Virginia Bouvier of the United States Institute for Peace and editor of the forthcoming Colombia: Building Peace in a Time of War, summarized the challenges:
“Even for Uribe’s many friends on the Hill, this will be a hard sell, particularly when U.S. politicians are critiquing authoritarian tendencies in other parts of Latin America. With a wiretapping scandal in full force, ongoing human rights concerns, new “falsos positivos,” and a still-unfolding parapolitical scandal that has brought indictments against more than 100 parliamentarians and ex-parliamentarians and hundreds of local officials (virtually all in Uribe’s ruling coalition parties)—some are beginning to question the nature of Colombian democracy. If Uribe runs, this will confirm their right to be concerned.”
Recent speculation is that the United States is implicitly sending Bogotá the message that if Uribe goes for a third term, it would upset the behind-the-scenes pro-FTA efforts here in Washington. Logically, it will make the fight to get U.S. congressional approval all the more difficult. But, how would this delicate message be delivered?
The third-term issue is one of many factors that Congress will consider when looking at the FTA, because there are already concerns about human rights. And on Plan Colombia, which is under review, some members are going to look at Colombia’s political direction and the potential reforms to the constitution—and they’ll make their judgments for funding based on that, a Senate aide said.
Adam Isacson, director of the Center for International Policy’s Latin America Security Program and author of the must-read blog “Plan Colombia and Beyond,” raised pointed concerns about the integrity of Colombia’s democratic institutions.
“It’s particularly damaging because Colombia’s 1991 constitution was written assuming that the President would be there for one term. And, all the judges, prosecutors and so on are appointed by the President. So, by the end of Uribe’s eight years, just about the entire board of the Central Bank, and the judicial and prosecutorial institutions will have been appointed by one president,” Isacson pointed out.
“That really undermines the checks and balances system. If he maintains his strong majority in the legislature, then he’ll also have control over the legislation. So, you’d basically have Uribe supporters in all corners of the government—including in the courts, where judges will be deciding cases, such as the allegations about Uribe’s para-politics, and the wiretapping,” Isacson continued.
At the same time, there’s also a laissez-faire view in Congress, that these are questions Colombians will just have to figure out on their own and decide what kind of democracy they want.
In the United States, we finally decided to limit the presidency to two terms in the 1950s. “They have to figure it out, just as we did,” one Republican Senate staffer noted. Meaning, we ought to just butt out of their democratic process? It’s none of our business?
Their decisions do have consequences, the staffer acknowledged. When Colombians go to vote, they might think about their international relationships, like with the United Sates, and their trade relations.

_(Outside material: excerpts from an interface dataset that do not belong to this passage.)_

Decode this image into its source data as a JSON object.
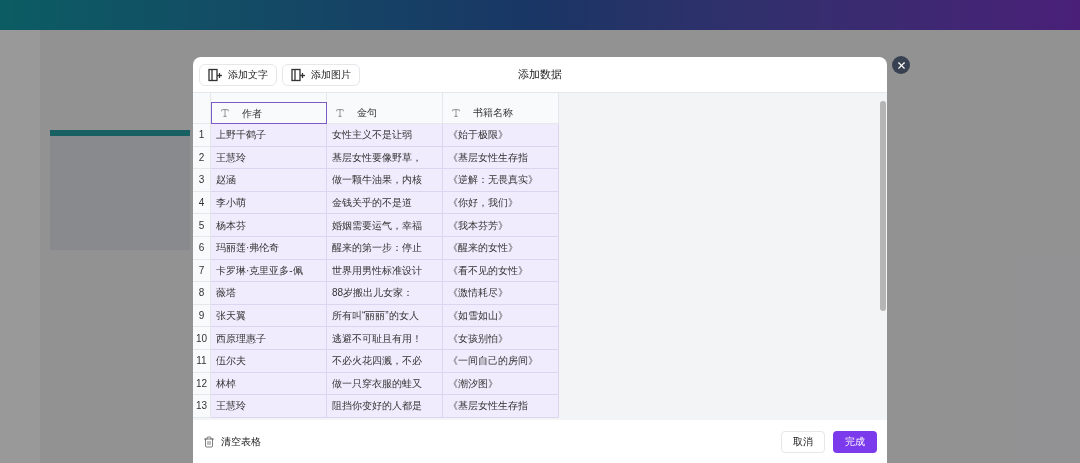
{
  "dialog": {
    "title": "添加数据",
    "toolbar": [
      {
        "label": "添加文字"
      },
      {
        "label": "添加图片"
      }
    ]
  },
  "table": {
    "columns": [
      {
        "label": "作者",
        "selected": true
      },
      {
        "label": "金句",
        "selected": false
      },
      {
        "label": "书籍名称",
        "selected": false
      }
    ],
    "rows": [
      {
        "number": "1",
        "cells": [
          "上野千鹤子",
          "女性主义不是让弱",
          "《始于极限》"
        ]
      },
      {
        "number": "2",
        "cells": [
          "王慧玲",
          "基层女性要像野草，",
          "《基层女性生存指"
        ]
      },
      {
        "number": "3",
        "cells": [
          "赵涵",
          "做一颗牛油果，内核",
          "《逆解：无畏真实》"
        ]
      },
      {
        "number": "4",
        "cells": [
          "李小萌",
          "金钱关乎的不是道",
          "《你好，我们》"
        ]
      },
      {
        "number": "5",
        "cells": [
          "杨本芬",
          "婚姻需要运气，幸福",
          "《我本芬芳》"
        ]
      },
      {
        "number": "6",
        "cells": [
          "玛丽莲·弗伦奇",
          "醒来的第一步：停止",
          "《醒来的女性》"
        ]
      },
      {
        "number": "7",
        "cells": [
          "卡罗琳·克里亚多-佩",
          "世界用男性标准设计",
          "《看不见的女性》"
        ]
      },
      {
        "number": "8",
        "cells": [
          "薇塔",
          "88岁搬出儿女家：",
          "《激情耗尽》"
        ]
      },
      {
        "number": "9",
        "cells": [
          "张天翼",
          "所有叫“丽丽”的女人",
          "《如雪如山》"
        ]
      },
      {
        "number": "10",
        "cells": [
          "西原理惠子",
          "逃避不可耻且有用！",
          "《女孩别怕》"
        ]
      },
      {
        "number": "11",
        "cells": [
          "伍尔夫",
          "不必火花四溅，不必",
          "《一间自己的房间》"
        ]
      },
      {
        "number": "12",
        "cells": [
          "林棹",
          "做一只穿衣服的蛙又",
          "《潮汐图》"
        ]
      },
      {
        "number": "13",
        "cells": [
          "王慧玲",
          "阻挡你变好的人都是",
          "《基层女性生存指"
        ]
      }
    ]
  },
  "footer": {
    "clear": "清空表格",
    "cancel": "取消",
    "done": "完成"
  }
}
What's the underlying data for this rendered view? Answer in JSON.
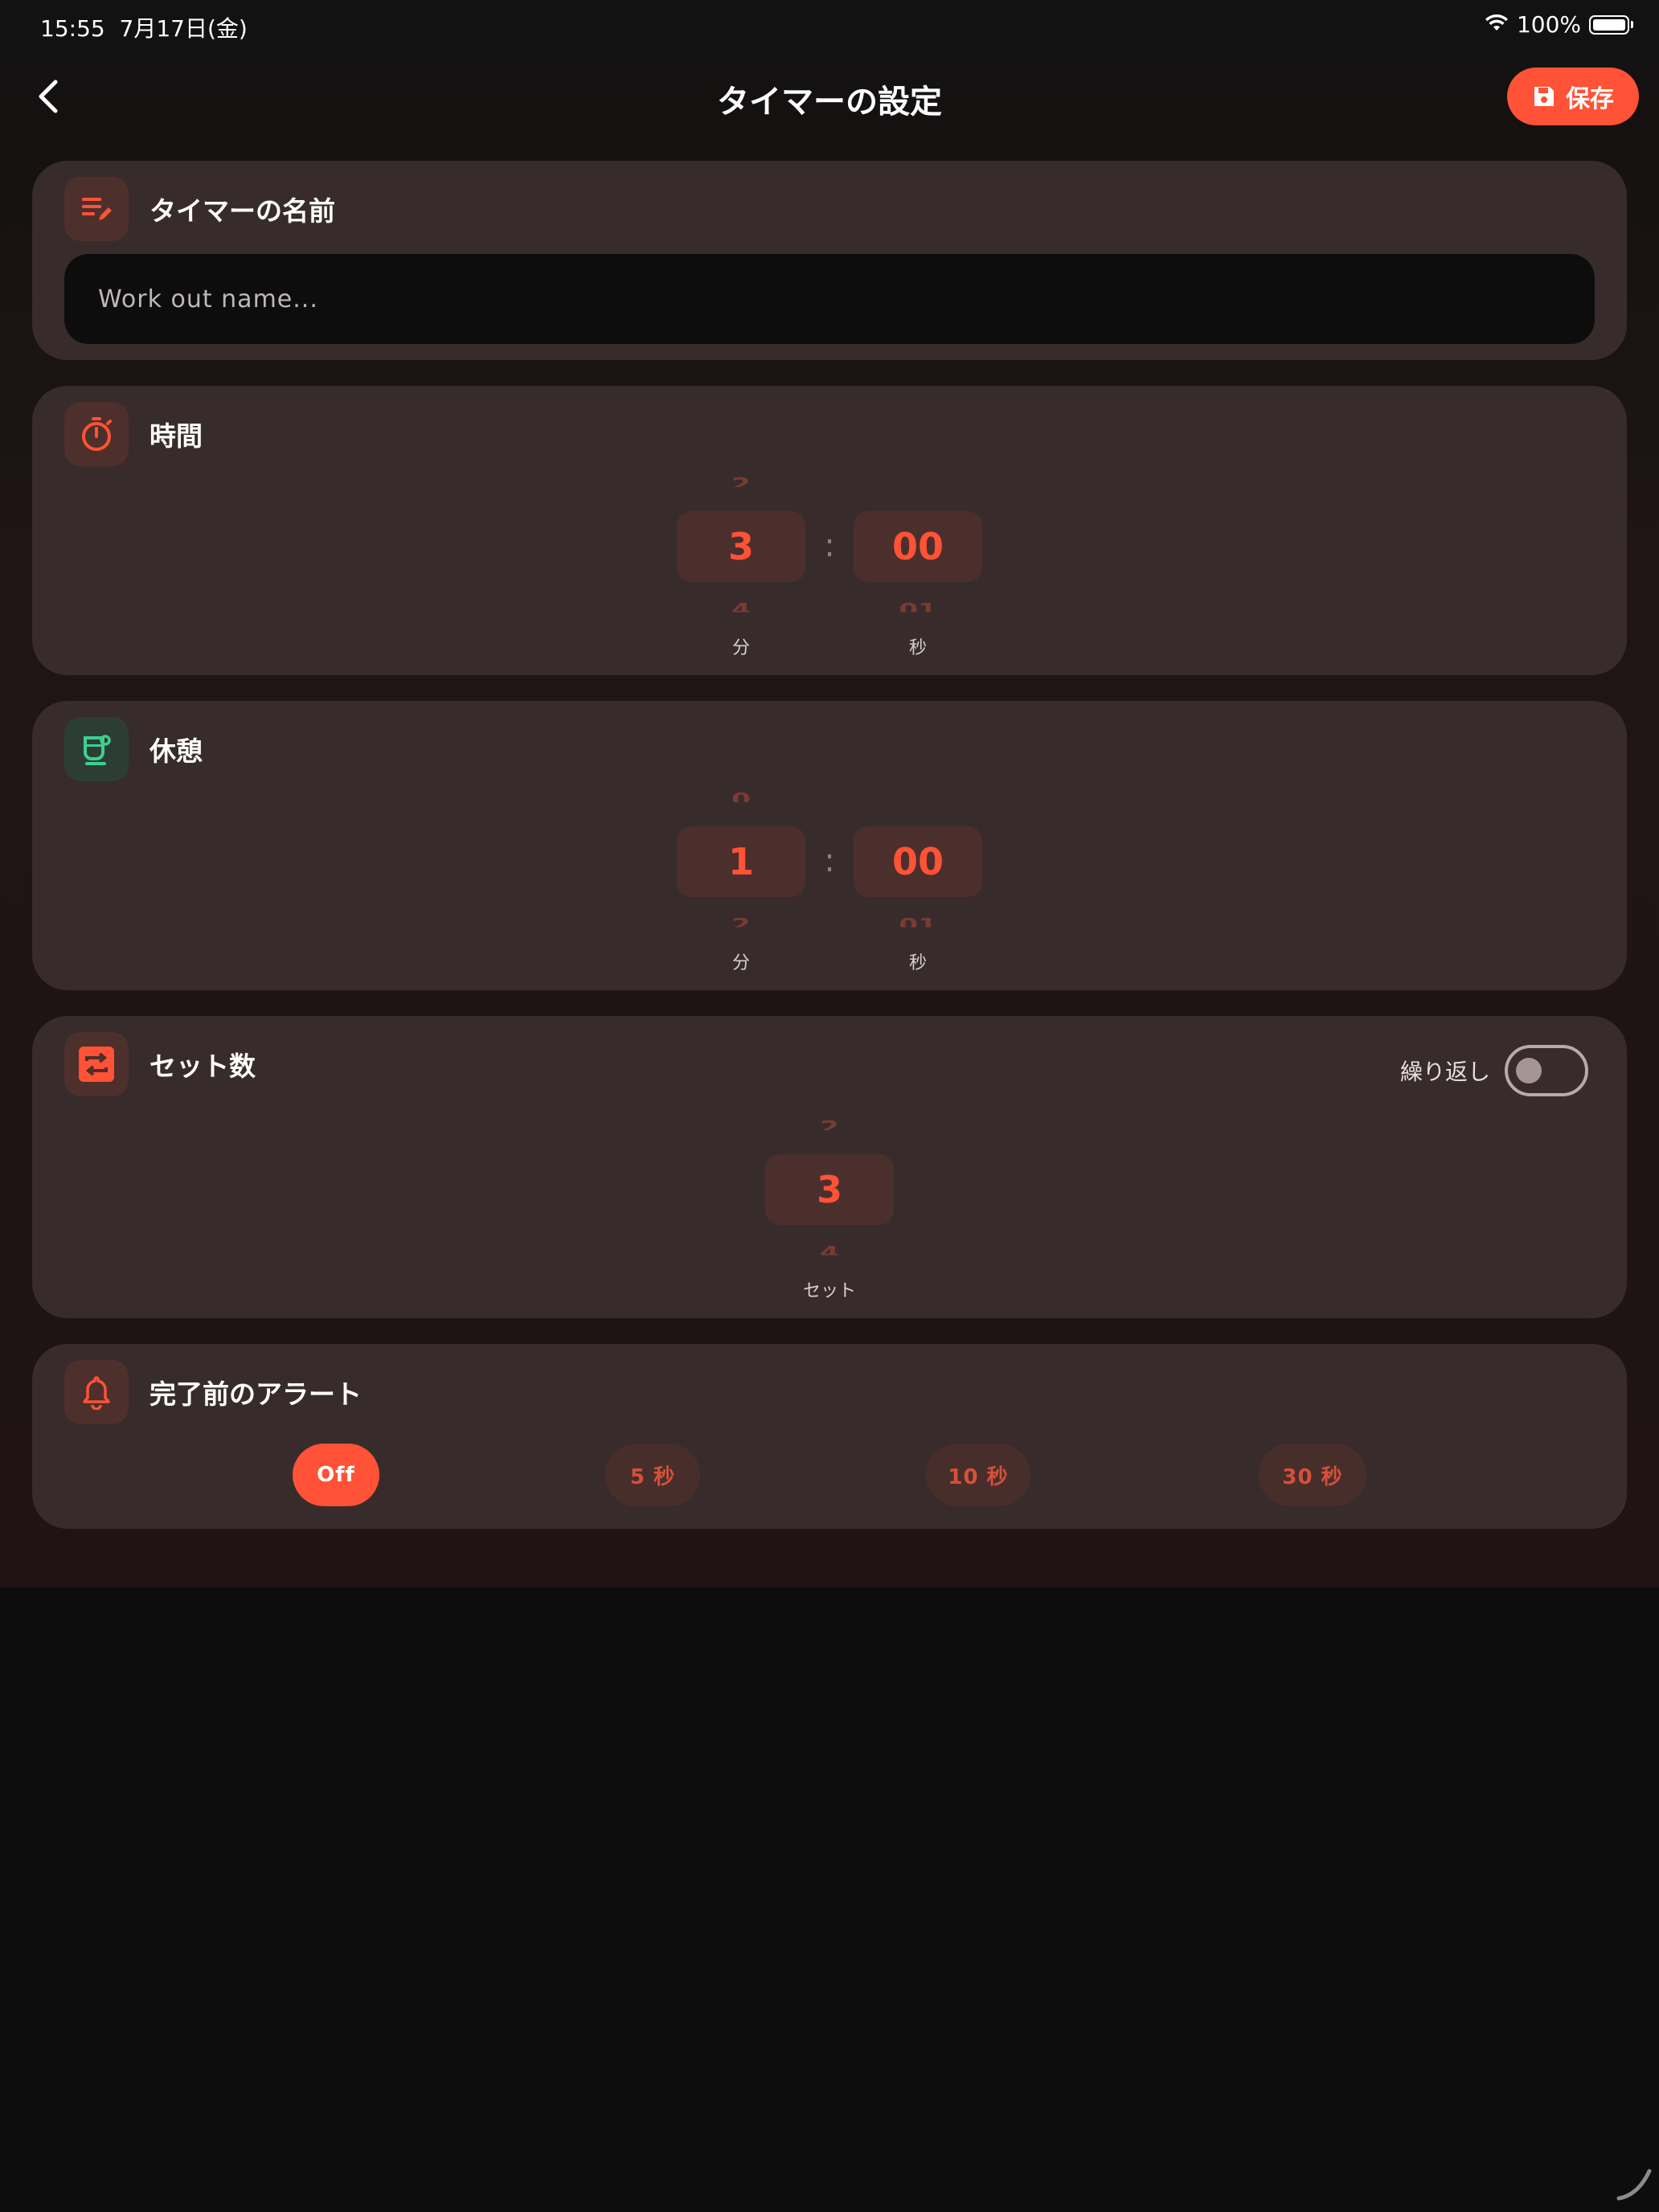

But the longer Uribe takes to declare his future intentions, observers in DC (and in Bogotá) have more time to ruminate over the seemingly endless stream of allegations of malfeasance, paramilitary links to Uribe and his cohorts. And more time for the long list of allegations to get even longer.
What kind of model does all of this set for the rest of the region? Is Uribe really someone we want as an ally against Chávez in neighboring Venezuela?
Still, those questions make some quite uneasy, at best. I have to yet to find anyone who can say that removing the third-term limit would be a good thing for democracy.
Despite the brewing scandals, Uribe’s popularity remains so high that he’s now called the Teflon president. Nevertheless, the Teflon man will likely leave us hanging in suspense until the fall.
By doing so, he’s suspending potential presidential candidates from effectively campaigning and putting Colombian voters in limbo. With plenty to talk about.
Yet, the limbo dance cannot be good for Colombian democracy, or for planting the seeds for a strong campaign season. For one, it certainly isn’t fair for voters.